The following is an unedited transcript.

In addition to winter sports, other outdoor recreation activities are affected by a shrinking Great Salt Lake. Rich Hansen, the manager of the Ogden Bay State Waterfowl Management Area, says hunting may suffer.

“Even though that there wasn't much runoff the last couple of years, we can still at least count on enough water for all of our impoundments. But on a year like this, we have to determine which impoundments are going to be the most important to keep it up at our full pool level and which ones can go dry.”

 

 

While water can be moved around the property to improve nesting habitat for ducks and upland game birds, Hansen believes widespread drought will impact hunting all the same.

 

“I think we're gonna see a pretty big impact the duck population because this drought is all through the West and the Prairie Pothole region. So duck production down all across the country, and we're gonna see a lot of adult birds in the flyway and the migration during the hunt and as a result of that, it's gonna be a lot of wise birds. So hunting is not going to be as good as it has been.”

Bear River Migratory Bird Refuge, is negatively impacted by the drought and low lake levels as well. 

The refuge has run mostly dry, with water remaining in a few notable areas. Karleen Vollherbst, the visitor services manager at the refuge complex, says when they can be strategic with water placement, visitors can still enjoy the refuge, even during the drought.

 

“We have a lot of different users that use the units that are within and around the auto tour route. We have birders, photographers, hunters, anglers are using the beginning of our auto tour route. We have cyclists out there, so it's kind of a win-win putting water out there.”

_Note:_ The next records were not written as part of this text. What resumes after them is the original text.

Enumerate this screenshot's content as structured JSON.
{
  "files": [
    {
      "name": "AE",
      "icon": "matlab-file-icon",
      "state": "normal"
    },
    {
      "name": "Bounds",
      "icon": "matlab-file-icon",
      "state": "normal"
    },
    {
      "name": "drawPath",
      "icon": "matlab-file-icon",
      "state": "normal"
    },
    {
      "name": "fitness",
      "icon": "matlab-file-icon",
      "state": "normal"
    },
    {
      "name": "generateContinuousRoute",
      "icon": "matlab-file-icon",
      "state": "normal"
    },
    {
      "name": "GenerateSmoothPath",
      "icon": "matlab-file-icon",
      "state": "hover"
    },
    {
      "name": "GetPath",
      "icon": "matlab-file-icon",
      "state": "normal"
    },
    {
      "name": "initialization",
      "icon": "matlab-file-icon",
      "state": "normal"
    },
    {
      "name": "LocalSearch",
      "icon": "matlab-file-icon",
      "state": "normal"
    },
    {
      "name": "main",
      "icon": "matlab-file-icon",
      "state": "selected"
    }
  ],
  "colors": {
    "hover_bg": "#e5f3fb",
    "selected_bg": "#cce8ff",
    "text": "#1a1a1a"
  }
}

While creating habitat for wildlife is a top priority for the refuge, public enjoyment is also a key part of the refuge’s mission.

 
 

 

 

Aimee Van Tatenhove is a science reporter at UPR. She spends most of her time interviewing people doing interesting research in Utah and writing stories about wildlife, new technologies and local happenings. She is also a PhD student at Utah State University, studying white pelicans in the Great Salt Lake, so she thinks about birds a lot! She also loves fishing, skiing, baking, and gardening when she has a little free time.
Ellis Juhlin is a science reporter here at Utah Public Radio and a Master's Student at Utah State. She studies Ferruginous Hawk nestlings and the factors that influence their health. She loves our natural world and being part of wildlife research. Now, getting to communicate that kind of research to the UPR listeners through this position makes her love what she does even more. In her free time, you can find her outside on a trail with her partner Matt and her goofy pups Dodger and Finley. They love living in a place where there are year-round adventures to be had!